**Dataset:**
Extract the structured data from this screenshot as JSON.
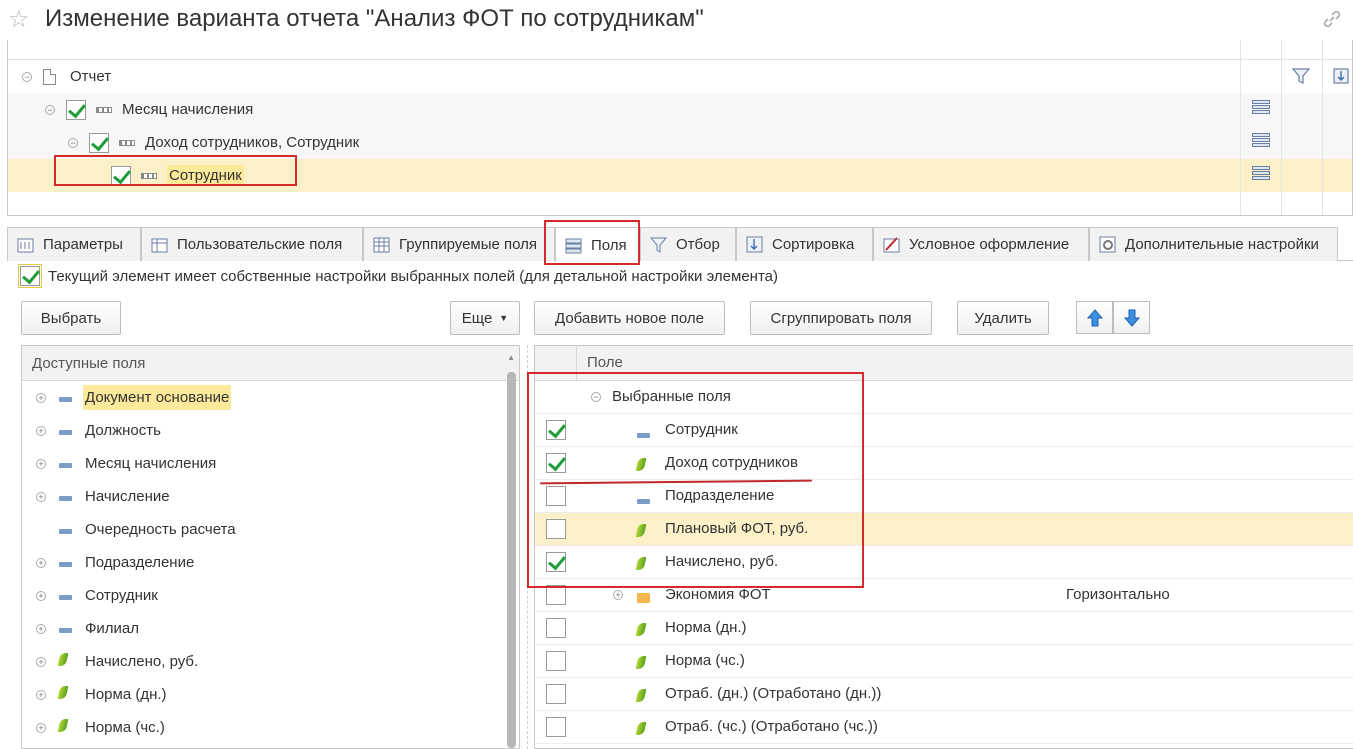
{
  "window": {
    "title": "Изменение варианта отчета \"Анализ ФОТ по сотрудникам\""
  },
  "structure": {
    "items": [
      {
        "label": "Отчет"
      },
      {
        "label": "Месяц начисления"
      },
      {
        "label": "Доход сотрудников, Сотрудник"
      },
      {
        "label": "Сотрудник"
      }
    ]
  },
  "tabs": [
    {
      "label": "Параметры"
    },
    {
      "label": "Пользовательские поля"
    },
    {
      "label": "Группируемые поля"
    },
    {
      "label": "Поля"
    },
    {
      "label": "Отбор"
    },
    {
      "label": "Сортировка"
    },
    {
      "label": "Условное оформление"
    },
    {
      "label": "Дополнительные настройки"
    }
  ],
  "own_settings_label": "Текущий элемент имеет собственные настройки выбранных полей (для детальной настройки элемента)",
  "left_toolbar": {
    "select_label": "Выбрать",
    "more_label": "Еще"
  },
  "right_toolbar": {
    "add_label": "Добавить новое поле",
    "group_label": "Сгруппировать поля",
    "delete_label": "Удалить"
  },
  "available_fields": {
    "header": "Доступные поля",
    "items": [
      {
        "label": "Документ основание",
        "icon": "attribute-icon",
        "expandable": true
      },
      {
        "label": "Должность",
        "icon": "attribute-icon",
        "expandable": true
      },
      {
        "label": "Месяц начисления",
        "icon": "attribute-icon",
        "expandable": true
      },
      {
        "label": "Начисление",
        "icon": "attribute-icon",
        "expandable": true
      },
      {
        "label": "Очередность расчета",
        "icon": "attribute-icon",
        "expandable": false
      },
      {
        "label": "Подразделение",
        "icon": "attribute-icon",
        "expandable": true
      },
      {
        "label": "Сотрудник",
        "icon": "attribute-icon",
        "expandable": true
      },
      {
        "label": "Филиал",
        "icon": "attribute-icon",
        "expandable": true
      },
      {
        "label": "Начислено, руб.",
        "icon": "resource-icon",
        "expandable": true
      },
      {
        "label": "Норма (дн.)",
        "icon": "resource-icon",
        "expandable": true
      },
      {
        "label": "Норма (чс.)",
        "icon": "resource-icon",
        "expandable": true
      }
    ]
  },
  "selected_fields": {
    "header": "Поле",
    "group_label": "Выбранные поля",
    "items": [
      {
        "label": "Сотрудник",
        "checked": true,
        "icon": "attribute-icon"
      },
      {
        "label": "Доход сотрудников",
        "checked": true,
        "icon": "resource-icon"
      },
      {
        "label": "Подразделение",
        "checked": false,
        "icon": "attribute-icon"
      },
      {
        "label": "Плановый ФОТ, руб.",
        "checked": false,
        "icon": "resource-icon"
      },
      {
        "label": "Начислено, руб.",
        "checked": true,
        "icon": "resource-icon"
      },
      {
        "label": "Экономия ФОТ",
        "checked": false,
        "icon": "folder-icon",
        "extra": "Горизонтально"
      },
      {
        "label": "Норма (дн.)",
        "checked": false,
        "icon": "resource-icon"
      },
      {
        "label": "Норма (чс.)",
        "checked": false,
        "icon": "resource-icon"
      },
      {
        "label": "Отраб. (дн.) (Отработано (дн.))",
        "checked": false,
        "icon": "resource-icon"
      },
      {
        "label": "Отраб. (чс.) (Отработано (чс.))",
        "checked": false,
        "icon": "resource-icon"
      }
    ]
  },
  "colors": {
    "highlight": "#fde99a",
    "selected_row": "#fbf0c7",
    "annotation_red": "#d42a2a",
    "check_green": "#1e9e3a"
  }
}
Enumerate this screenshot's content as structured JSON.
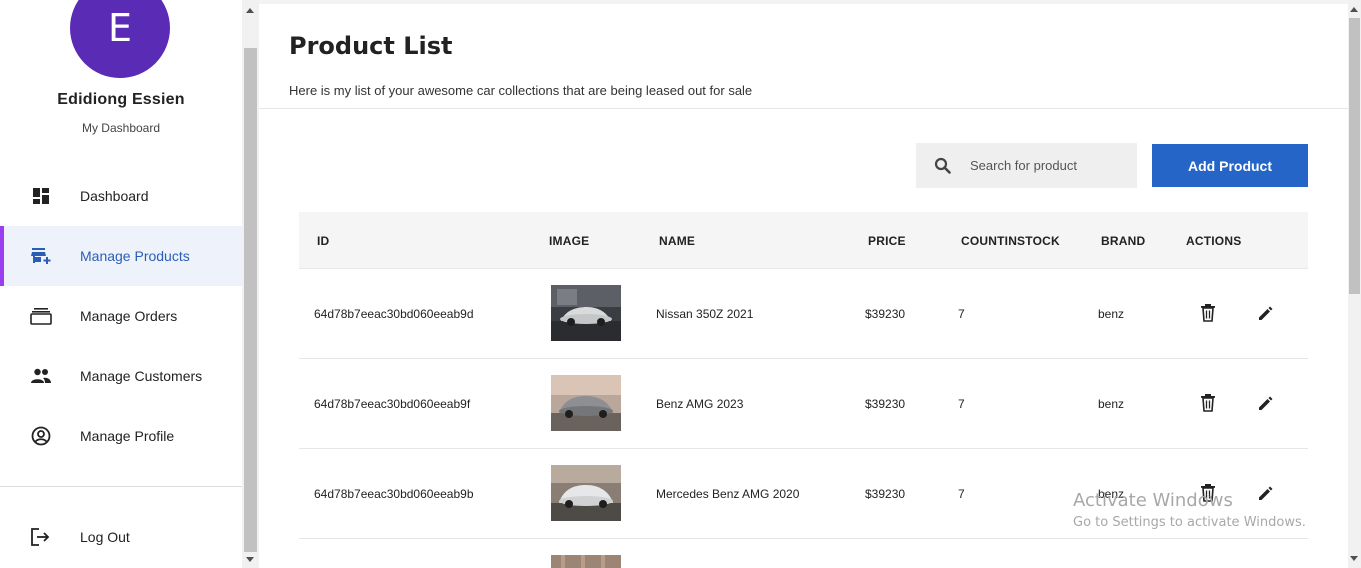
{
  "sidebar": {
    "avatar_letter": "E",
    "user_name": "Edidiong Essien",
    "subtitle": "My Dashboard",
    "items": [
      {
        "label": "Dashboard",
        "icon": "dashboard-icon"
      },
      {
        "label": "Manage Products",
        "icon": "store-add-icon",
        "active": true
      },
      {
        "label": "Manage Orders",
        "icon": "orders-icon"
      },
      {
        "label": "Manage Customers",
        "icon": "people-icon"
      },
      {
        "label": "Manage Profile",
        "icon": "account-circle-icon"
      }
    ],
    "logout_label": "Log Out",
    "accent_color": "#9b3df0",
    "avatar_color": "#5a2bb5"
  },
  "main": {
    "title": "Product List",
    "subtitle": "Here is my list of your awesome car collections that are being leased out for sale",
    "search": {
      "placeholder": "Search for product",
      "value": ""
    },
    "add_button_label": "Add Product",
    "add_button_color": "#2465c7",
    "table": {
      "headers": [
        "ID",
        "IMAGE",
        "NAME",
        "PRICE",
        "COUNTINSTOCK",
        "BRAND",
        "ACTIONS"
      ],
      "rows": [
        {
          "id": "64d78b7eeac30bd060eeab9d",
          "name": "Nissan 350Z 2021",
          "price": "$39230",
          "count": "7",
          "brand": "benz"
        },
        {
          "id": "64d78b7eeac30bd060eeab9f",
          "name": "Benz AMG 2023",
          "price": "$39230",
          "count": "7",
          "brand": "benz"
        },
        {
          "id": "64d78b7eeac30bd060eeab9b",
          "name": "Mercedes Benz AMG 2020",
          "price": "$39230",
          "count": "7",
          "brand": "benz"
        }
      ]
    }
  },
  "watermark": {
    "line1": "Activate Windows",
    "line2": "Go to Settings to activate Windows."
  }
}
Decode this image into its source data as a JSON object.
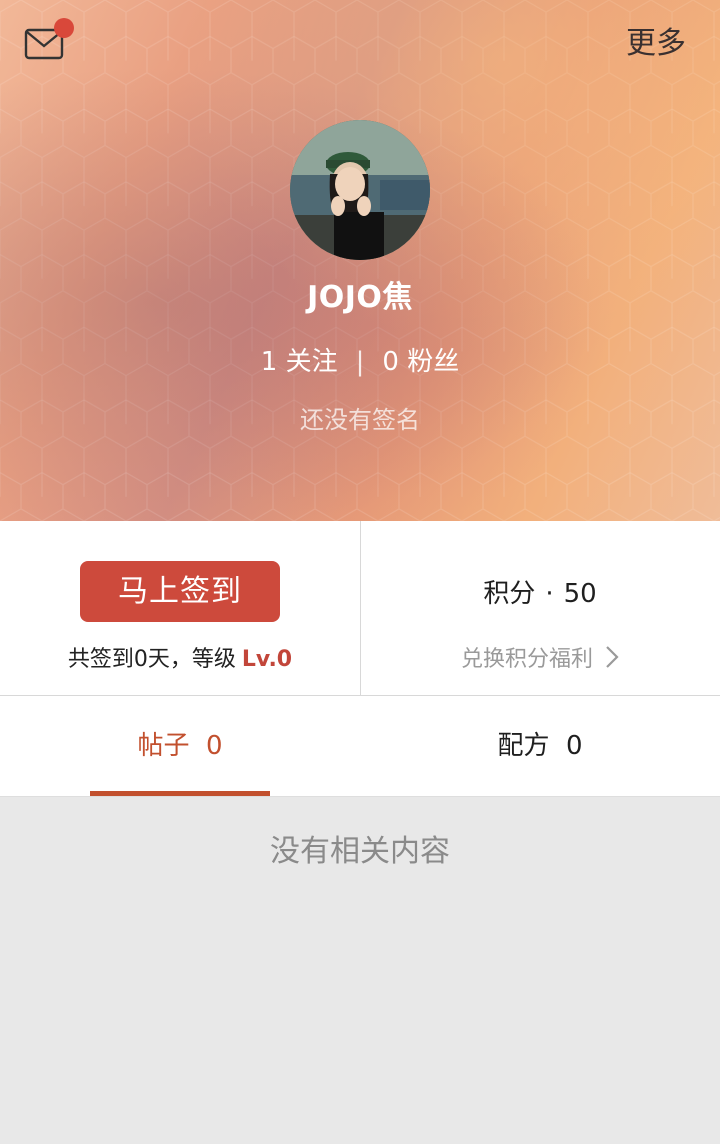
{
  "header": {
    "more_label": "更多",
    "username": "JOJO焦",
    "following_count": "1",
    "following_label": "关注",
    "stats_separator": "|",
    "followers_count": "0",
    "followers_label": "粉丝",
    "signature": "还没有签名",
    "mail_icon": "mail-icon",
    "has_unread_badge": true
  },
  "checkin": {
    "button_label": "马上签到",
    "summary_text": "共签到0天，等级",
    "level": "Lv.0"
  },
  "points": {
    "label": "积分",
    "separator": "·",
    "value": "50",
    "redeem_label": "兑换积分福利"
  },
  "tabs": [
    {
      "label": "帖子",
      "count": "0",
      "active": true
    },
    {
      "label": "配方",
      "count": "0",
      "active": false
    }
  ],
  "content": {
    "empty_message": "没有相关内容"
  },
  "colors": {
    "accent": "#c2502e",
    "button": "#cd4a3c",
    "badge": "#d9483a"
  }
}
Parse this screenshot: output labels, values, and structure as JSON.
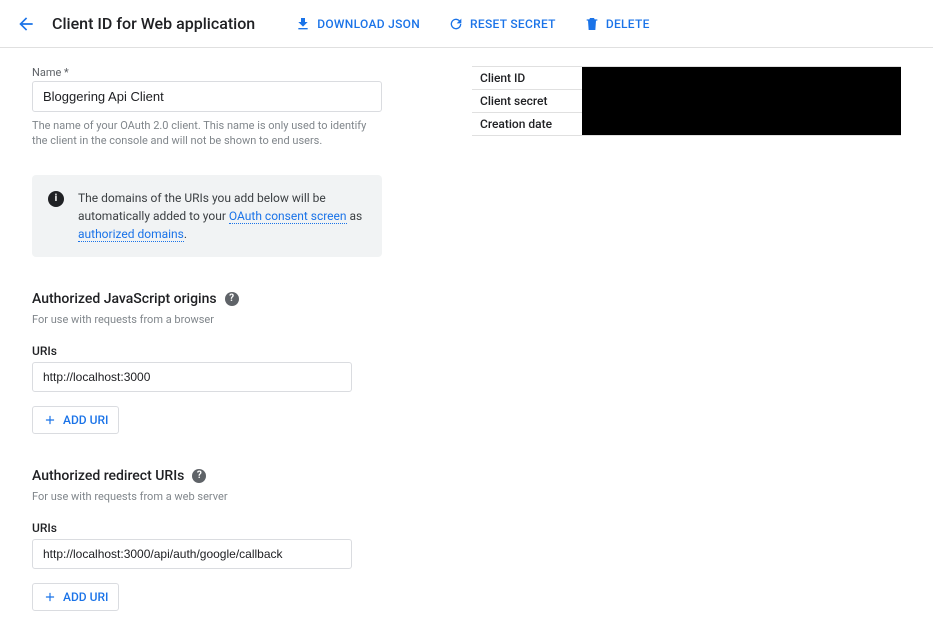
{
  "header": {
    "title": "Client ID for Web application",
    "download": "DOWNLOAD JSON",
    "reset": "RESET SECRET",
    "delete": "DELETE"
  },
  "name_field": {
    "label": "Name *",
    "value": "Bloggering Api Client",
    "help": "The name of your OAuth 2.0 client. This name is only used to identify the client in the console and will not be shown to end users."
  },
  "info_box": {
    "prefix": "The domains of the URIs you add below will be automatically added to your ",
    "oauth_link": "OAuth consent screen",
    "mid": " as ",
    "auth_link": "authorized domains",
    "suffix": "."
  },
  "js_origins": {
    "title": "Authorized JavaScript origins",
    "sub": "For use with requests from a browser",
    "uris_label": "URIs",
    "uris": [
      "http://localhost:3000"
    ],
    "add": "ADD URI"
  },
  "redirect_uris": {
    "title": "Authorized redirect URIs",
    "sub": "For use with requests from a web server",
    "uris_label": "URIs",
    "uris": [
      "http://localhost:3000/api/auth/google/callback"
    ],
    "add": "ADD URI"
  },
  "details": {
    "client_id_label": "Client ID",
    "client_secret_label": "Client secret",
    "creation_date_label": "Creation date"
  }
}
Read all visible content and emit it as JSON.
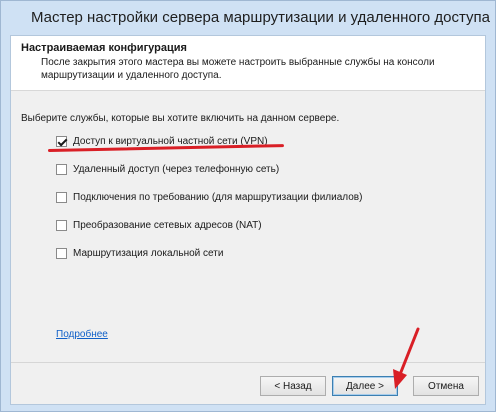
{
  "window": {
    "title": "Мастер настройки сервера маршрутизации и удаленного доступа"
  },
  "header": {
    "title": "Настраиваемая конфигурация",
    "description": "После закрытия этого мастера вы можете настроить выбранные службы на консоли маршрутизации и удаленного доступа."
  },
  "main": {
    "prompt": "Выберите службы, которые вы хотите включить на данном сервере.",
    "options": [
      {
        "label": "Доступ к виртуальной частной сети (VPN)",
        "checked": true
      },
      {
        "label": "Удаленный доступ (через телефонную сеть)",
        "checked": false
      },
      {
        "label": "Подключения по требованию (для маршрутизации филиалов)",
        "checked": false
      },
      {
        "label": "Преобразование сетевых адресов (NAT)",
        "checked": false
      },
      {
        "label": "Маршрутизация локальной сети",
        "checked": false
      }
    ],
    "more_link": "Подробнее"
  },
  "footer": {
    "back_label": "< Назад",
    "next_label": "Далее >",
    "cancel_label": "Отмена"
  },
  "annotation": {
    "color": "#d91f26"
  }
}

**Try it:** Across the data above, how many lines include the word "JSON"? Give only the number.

**Answer to this exercise:** 6